“Voters are increasingly happy with what the Democrats are doing, but they’re not willing to go to the Republicans who have moved to the right,” Moore said. This has resulted in Johnson being backed by a growing number of disaffected Democrats and unaffiliated voters in the state.

“There’s just a frustration that life in general seems to be getting harder and harder,” Moore added. “So many people have come to Oregon – or grew up here – and they say, ‘Yeah, I get paid less than other places, but the quality of life is amazing.’ And they are seeing that the quality of life is decreasing.”

Drazan, a social conservative and opponent of abortion rights, has also focused his message on the idea that the state needs more balance in government to address rising homelessness, housing affordability and the benefits students are experiencing as students. Due to the closure of schools during the pandemic. Drazan has also criticized easing some high school graduation requirements because he supports the parental rights bill, echoing the message of Republicans such as Virginia Gov. Glenn Youngkin, who will campaign with him in Oregon next week.
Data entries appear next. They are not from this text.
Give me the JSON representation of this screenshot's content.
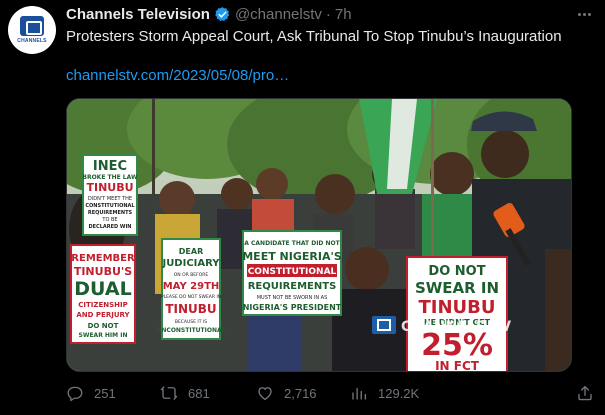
{
  "account": {
    "display_name": "Channels Television",
    "handle": "@channelstv",
    "separator": "·",
    "time": "7h",
    "avatar_label": "CHANNELS"
  },
  "tweet": {
    "text": "Protesters Storm Appeal Court, Ask Tribunal To Stop Tinubu’s Inauguration",
    "link": "channelstv.com/2023/05/08/pro…"
  },
  "media": {
    "watermark": "CHANNELS TV",
    "signs": {
      "inec": [
        "INEC",
        "BROKE THE LAW",
        "TINUBU",
        "DIDN'T MEET THE",
        "CONSTITUTIONAL",
        "REQUIREMENTS",
        "TO BE",
        "DECLARED WIN"
      ],
      "remember": [
        "REMEMBER",
        "TINUBU'S",
        "DUAL",
        "CITIZENSHIP",
        "AND PERJURY",
        "DO NOT",
        "SWEAR HIM IN"
      ],
      "judiciary": [
        "DEAR",
        "JUDICIARY",
        "ON OR BEFORE",
        "MAY 29TH",
        "PLEASE DO NOT SWEAR IN",
        "TINUBU",
        "BECAUSE IT IS",
        "UNCONSTITUTIONAL"
      ],
      "candidate": [
        "A CANDIDATE THAT DID NOT",
        "MEET NIGERIA'S",
        "CONSTITUTIONAL",
        "REQUIREMENTS",
        "MUST NOT BE SWORN IN AS",
        "NIGERIA'S PRESIDENT"
      ],
      "swear": [
        "DO NOT",
        "SWEAR IN",
        "TINUBU",
        "HE DIDN'T GET",
        "25%",
        "IN FCT"
      ]
    }
  },
  "actions": {
    "replies": "251",
    "retweets": "681",
    "likes": "2,716",
    "views": "129.2K"
  },
  "colors": {
    "background": "#000000",
    "text": "#e7e9ea",
    "muted": "#71767b",
    "link": "#1d9bf0",
    "verified": "#1d9bf0"
  }
}
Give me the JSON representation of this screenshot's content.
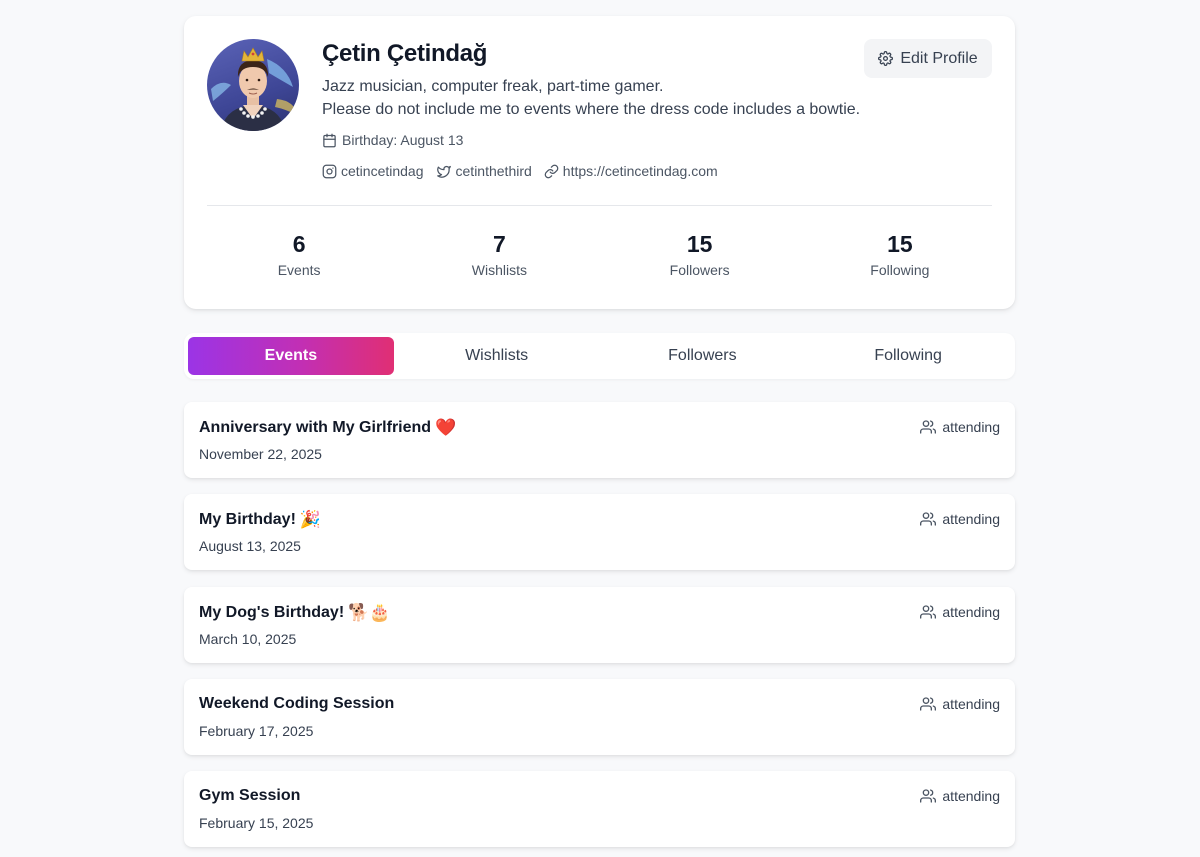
{
  "profile": {
    "name": "Çetin Çetindağ",
    "bio_line1": "Jazz musician, computer freak, part-time gamer.",
    "bio_line2": "Please do not include me to events where the dress code includes a bowtie.",
    "birthday": "Birthday: August 13",
    "instagram": "cetincetindag",
    "twitter": "cetinthethird",
    "website": "https://cetincetindag.com",
    "edit_label": "Edit Profile"
  },
  "stats": [
    {
      "value": "6",
      "label": "Events"
    },
    {
      "value": "7",
      "label": "Wishlists"
    },
    {
      "value": "15",
      "label": "Followers"
    },
    {
      "value": "15",
      "label": "Following"
    }
  ],
  "tabs": [
    {
      "label": "Events",
      "active": true
    },
    {
      "label": "Wishlists",
      "active": false
    },
    {
      "label": "Followers",
      "active": false
    },
    {
      "label": "Following",
      "active": false
    }
  ],
  "events": [
    {
      "title": "Anniversary with My Girlfriend",
      "emoji": "❤️",
      "date": "November 22, 2025",
      "status": "attending"
    },
    {
      "title": "My Birthday!",
      "emoji": "🎉",
      "date": "August 13, 2025",
      "status": "attending"
    },
    {
      "title": "My Dog's Birthday!",
      "emoji": "🐕🎂",
      "date": "March 10, 2025",
      "status": "attending"
    },
    {
      "title": "Weekend Coding Session",
      "emoji": "",
      "date": "February 17, 2025",
      "status": "attending"
    },
    {
      "title": "Gym Session",
      "emoji": "",
      "date": "February 15, 2025",
      "status": "attending"
    }
  ],
  "colors": {
    "tab_active_gradient_start": "#9b34e6",
    "tab_active_gradient_end": "#e02f74",
    "background": "#f8f9fb"
  }
}
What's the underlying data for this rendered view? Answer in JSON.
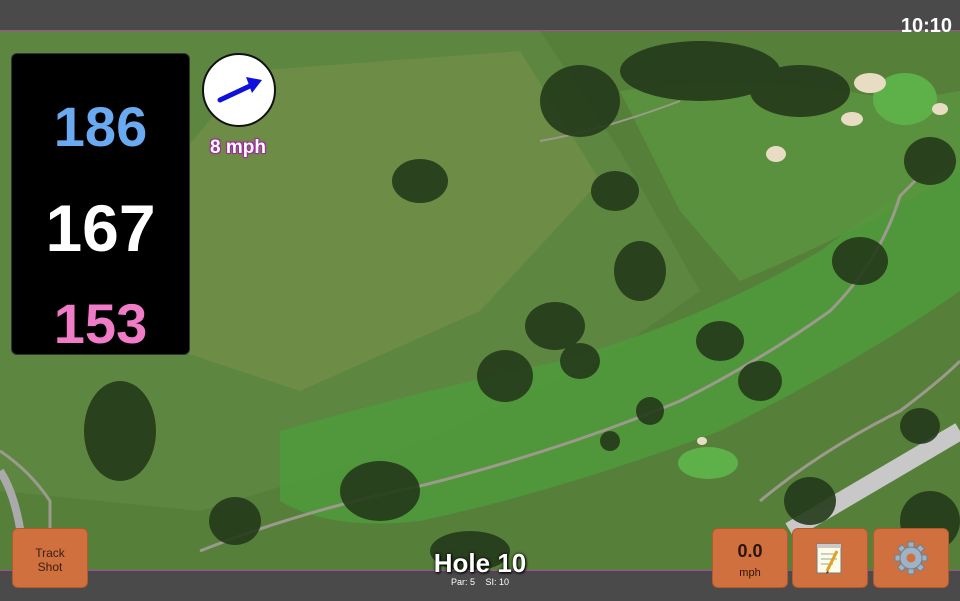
{
  "status_bar": {
    "clock": "10:10"
  },
  "distances": {
    "back": "186",
    "center": "167",
    "front": "153"
  },
  "wind": {
    "speed_label": "8 mph",
    "icon": "wind-direction-arrow-icon"
  },
  "buttons": {
    "track_shot_line1": "Track",
    "track_shot_line2": "Shot",
    "speed_value": "0.0",
    "speed_unit": "mph",
    "notes_icon": "notepad-icon",
    "settings_icon": "gear-icon"
  },
  "hole": {
    "title": "Hole 10",
    "par": "Par: 5",
    "si": "SI: 10"
  },
  "colors": {
    "back": "#6aaaf0",
    "center": "#ffffff",
    "front": "#f07cc8",
    "accent": "#a64aa6",
    "button": "#d0703e"
  }
}
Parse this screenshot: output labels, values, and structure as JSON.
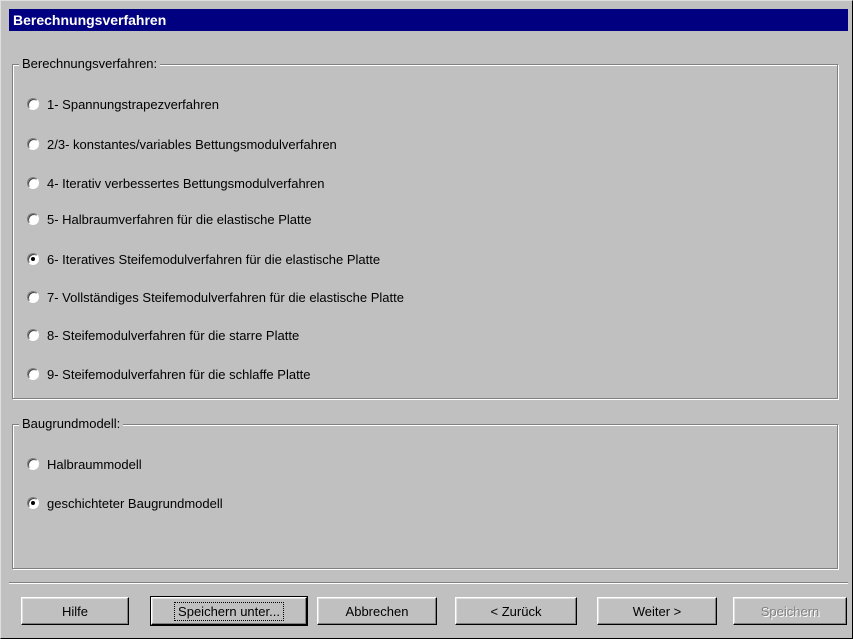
{
  "window": {
    "title": "Berechnungsverfahren"
  },
  "method_group": {
    "label": "Berechnungsverfahren:",
    "options": [
      {
        "label": "1- Spannungstrapezverfahren",
        "checked": false
      },
      {
        "label": "2/3- konstantes/variables Bettungsmodulverfahren",
        "checked": false
      },
      {
        "label": "4- Iterativ verbessertes Bettungsmodulverfahren",
        "checked": false
      },
      {
        "label": "5- Halbraumverfahren für die elastische Platte",
        "checked": false
      },
      {
        "label": "6- Iteratives Steifemodulverfahren für die elastische Platte",
        "checked": true
      },
      {
        "label": "7- Vollständiges Steifemodulverfahren für die elastische Platte",
        "checked": false
      },
      {
        "label": "8- Steifemodulverfahren für die starre Platte",
        "checked": false
      },
      {
        "label": "9- Steifemodulverfahren für die schlaffe Platte",
        "checked": false
      }
    ]
  },
  "soil_group": {
    "label": "Baugrundmodell:",
    "options": [
      {
        "label": "Halbraummodell",
        "checked": false
      },
      {
        "label": "geschichteter Baugrundmodell",
        "checked": true
      }
    ]
  },
  "buttons": {
    "help": "Hilfe",
    "save_as": "Speichern unter...",
    "cancel": "Abbrechen",
    "back": "< Zurück",
    "next": "Weiter >",
    "save": "Speichern"
  }
}
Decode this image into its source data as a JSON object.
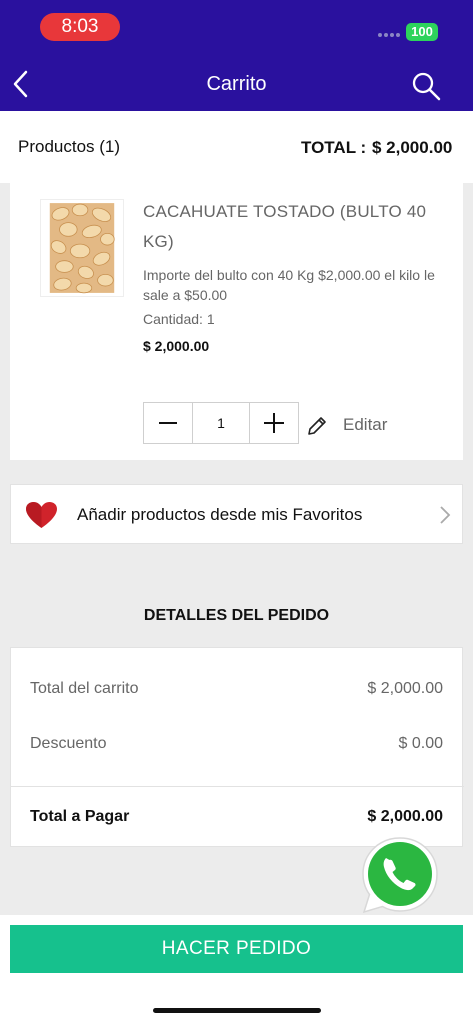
{
  "status_bar": {
    "time": "8:03",
    "battery": "100"
  },
  "header": {
    "title": "Carrito",
    "back_icon": "chevron-left-icon",
    "search_icon": "search-icon"
  },
  "summary": {
    "products_label": "Productos (1)",
    "total_label": "TOTAL :",
    "total_value": "$ 2,000.00"
  },
  "product": {
    "name": "CACAHUATE TOSTADO (BULTO 40 KG)",
    "description": "Importe del bulto con 40 Kg  $2,000.00  el kilo le sale a $50.00",
    "quantity_text": "Cantidad:  1",
    "price": "$ 2,000.00",
    "stepper_value": "1",
    "edit_label": "Editar"
  },
  "favorites": {
    "label": "Añadir productos desde mis Favoritos",
    "icon": "heart-icon"
  },
  "details": {
    "title": "DETALLES DEL PEDIDO",
    "cart_total_label": "Total del carrito",
    "cart_total_value": "$ 2,000.00",
    "discount_label": "Descuento",
    "discount_value": "$ 0.00",
    "pay_total_label": "Total a Pagar",
    "pay_total_value": "$ 2,000.00"
  },
  "footer": {
    "order_button": "HACER PEDIDO"
  },
  "colors": {
    "header": "#2a119e",
    "accent_green": "#16c18d",
    "time_pill": "#e8373a",
    "heart": "#d0232b",
    "whatsapp": "#2bb741"
  }
}
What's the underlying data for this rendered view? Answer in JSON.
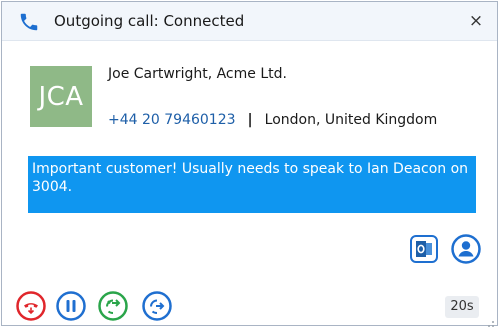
{
  "window": {
    "title": "Outgoing call: Connected",
    "close_label": "×"
  },
  "contact": {
    "initials": "JCA",
    "name_company": "Joe Cartwright, Acme Ltd.",
    "phone": "+44 20 79460123",
    "separator": "|",
    "location": "London, United Kingdom",
    "avatar_color": "#8fb987"
  },
  "note": {
    "text": "Important customer! Usually needs to speak to Ian Deacon on 3004.",
    "background": "#0f96f0"
  },
  "actions": {
    "outlook_icon": "outlook-icon",
    "contact_icon": "contact-card-icon"
  },
  "call_controls": {
    "hangup_icon": "hangup-icon",
    "hold_icon": "pause-icon",
    "transfer_icon": "attended-transfer-icon",
    "blind_transfer_icon": "blind-transfer-icon",
    "duration": "20s",
    "colors": {
      "hangup": "#e0262b",
      "hold": "#1f6fd0",
      "transfer": "#2aa54a",
      "blind": "#1f6fd0"
    }
  }
}
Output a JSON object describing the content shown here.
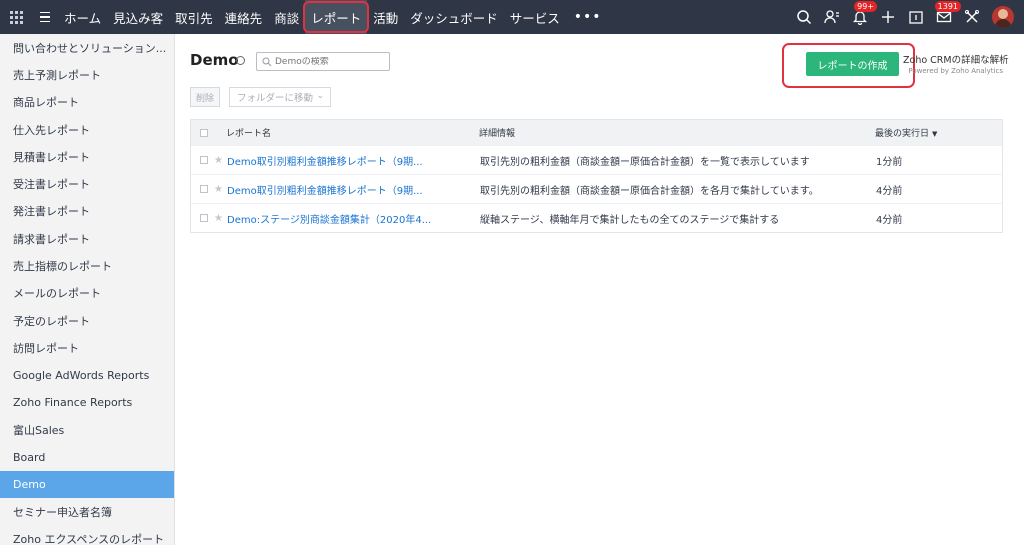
{
  "nav": {
    "tabs": [
      "ホーム",
      "見込み客",
      "取引先",
      "連絡先",
      "商談",
      "レポート",
      "活動",
      "ダッシュボード",
      "サービス"
    ],
    "active_tab": "レポート",
    "more_label": "•••",
    "notifications_badge": "99+",
    "mail_badge": "1391"
  },
  "sidebar": {
    "items": [
      "問い合わせとソリューション...",
      "売上予測レポート",
      "商品レポート",
      "仕入先レポート",
      "見積書レポート",
      "受注書レポート",
      "発注書レポート",
      "請求書レポート",
      "売上指標のレポート",
      "メールのレポート",
      "予定のレポート",
      "訪問レポート",
      "Google AdWords Reports",
      "Zoho Finance Reports",
      "富山Sales",
      "Board",
      "Demo",
      "セミナー申込者名簿",
      "Zoho エクスペンスのレポート"
    ],
    "selected": "Demo"
  },
  "main": {
    "title": "Demo",
    "search_placeholder": "Demoの検索",
    "create_button": "レポートの作成",
    "analytics_line1": "Zoho CRMの詳細な解析",
    "analytics_line2": "Powered by Zoho Analytics",
    "delete_button": "削除",
    "move_button": "フォルダーに移動"
  },
  "table": {
    "headers": [
      "レポート名",
      "詳細情報",
      "最後の実行日"
    ],
    "rows": [
      {
        "name": "Demo取引別粗利金額推移レポート（9期...",
        "detail": "取引先別の粗利金額（商談金額ー原価合計金額）を一覧で表示しています",
        "last_run": "1分前"
      },
      {
        "name": "Demo取引別粗利金額推移レポート（9期...",
        "detail": "取引先別の粗利金額（商談金額ー原価合計金額）を各月で集計しています。",
        "last_run": "4分前"
      },
      {
        "name": "Demo:ステージ別商談金額集計（2020年4...",
        "detail": "縦軸ステージ、横軸年月で集計したもの全てのステージで集計する",
        "last_run": "4分前"
      }
    ]
  }
}
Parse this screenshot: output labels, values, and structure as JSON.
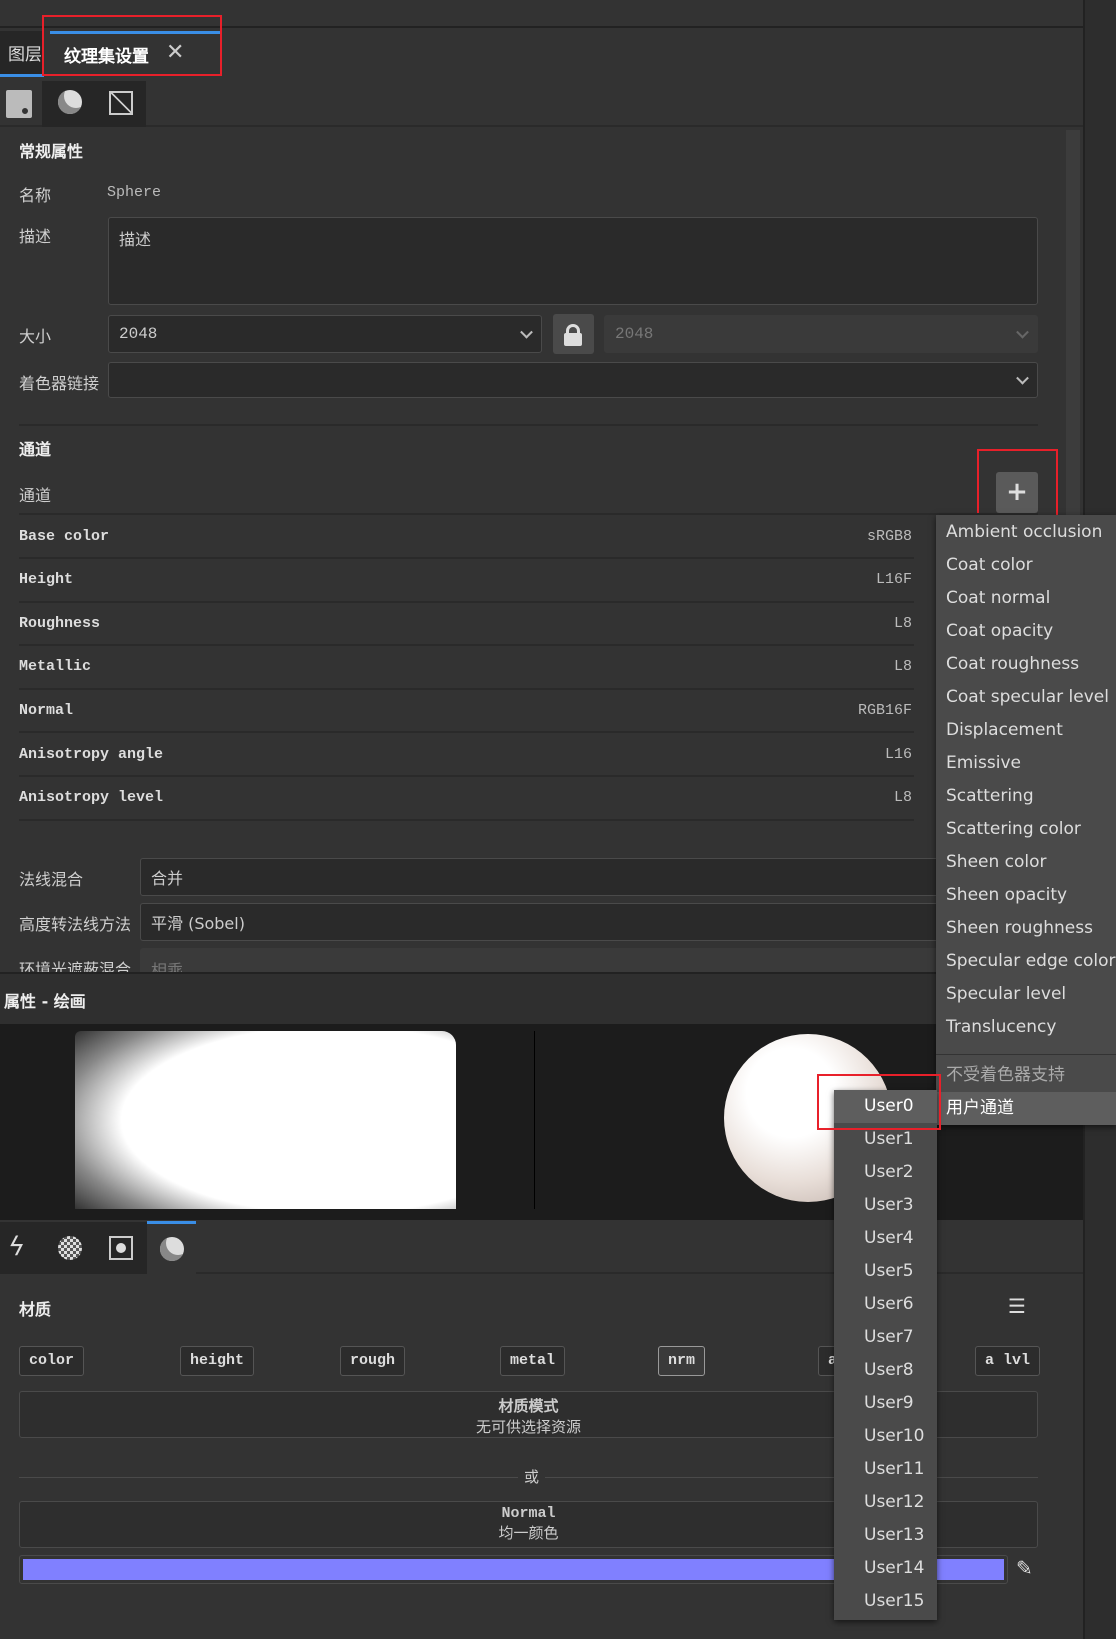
{
  "tabs": [
    {
      "label": "图层"
    },
    {
      "label": "纹理集设置",
      "active": true
    }
  ],
  "general": {
    "title": "常规属性",
    "name_label": "名称",
    "name_value": "Sphere",
    "desc_label": "描述",
    "desc_value": "描述",
    "size_label": "大小",
    "size_value": "2048",
    "size_value_locked": "2048",
    "shader_label": "着色器链接",
    "shader_value": ""
  },
  "channels": {
    "title": "通道",
    "label": "通道",
    "rows": [
      {
        "name": "Base color",
        "format": "sRGB8"
      },
      {
        "name": "Height",
        "format": "L16F"
      },
      {
        "name": "Roughness",
        "format": "L8"
      },
      {
        "name": "Metallic",
        "format": "L8"
      },
      {
        "name": "Normal",
        "format": "RGB16F"
      },
      {
        "name": "Anisotropy angle",
        "format": "L16"
      },
      {
        "name": "Anisotropy level",
        "format": "L8"
      }
    ]
  },
  "blend": {
    "normal_label": "法线混合",
    "normal_value": "合并",
    "h2n_label": "高度转法线方法",
    "h2n_value": "平滑 (Sobel)",
    "ao_label": "环境光遮蔽混合",
    "ao_value": "相乘"
  },
  "paint": {
    "title": "属性 - 绘画"
  },
  "material": {
    "title": "材质",
    "chips": [
      "color",
      "height",
      "rough",
      "metal",
      "nrm",
      "a",
      "a lvl"
    ],
    "mode_title": "材质模式",
    "mode_value": "无可供选择资源",
    "or": "或",
    "normal_title": "Normal",
    "normal_value": "均一颜色",
    "color": "#8080ff"
  },
  "menu": {
    "items": [
      "Ambient occlusion",
      "Coat color",
      "Coat normal",
      "Coat opacity",
      "Coat roughness",
      "Coat specular level",
      "Displacement",
      "Emissive",
      "Scattering",
      "Scattering color",
      "Sheen color",
      "Sheen opacity",
      "Sheen roughness",
      "Specular edge color",
      "Specular level",
      "Translucency"
    ],
    "unsupported": "不受着色器支持",
    "user_channels": "用户通道"
  },
  "submenu": {
    "items": [
      "User0",
      "User1",
      "User2",
      "User3",
      "User4",
      "User5",
      "User6",
      "User7",
      "User8",
      "User9",
      "User10",
      "User11",
      "User12",
      "User13",
      "User14",
      "User15"
    ]
  }
}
“We’ve had one-party control for a decade, and that means we’ve really, really failed to hold the legislature accountable, and the governor has failed to hold the legislature accountable,” he said. In a recent debate hosted by KOBI-TV and Southern Oregon University. “We need balance. We need common sense solutions that are sustainable, that work for the long term.”

Kotek countered that Drazan showed obstructionist tendencies when he held a legislative session in 2020 to protest a climate bill. Democrats have argued that Drazan’s move effectively killed legislation that would have advanced the state’s efforts to improve homelessness, among other things.

“Tina called for a homeless emergency nearly three years ago, but Rep. Christine Drazan literally left her job — blocking millions of dollars to build emergency homeless shelters and affordable housing,” Katie Wertheimer, Kotek’s director of communications, said in a statement.

“Oregonians are rightfully frustrated and want real solutions to homelessness, crime and the cost of living,” Wertheimer added. “Tina will do what Kate Brown couldn’t or wouldn’t, and she’ll finally declare a state of emergency and hire crews to clean up the trash. He is the only trusted leader in this race who presents real plans that will deliver results.”

Drazan defended his reason for leaving at the time, saying it was not the time for cap-and-trade policies “because we can’t prevent those costs from being prevented — not to big business, not to public services — but directly to Oregonians.”

“Homelessness, crime, affordability and education got dramatically worse during his time in power,” Drazan campaign spokesman John Burke said of Kotek. “Oregonians have had enough of his excuses and his empty agenda. That’s why they will elect Christine Drazan as their next governor.”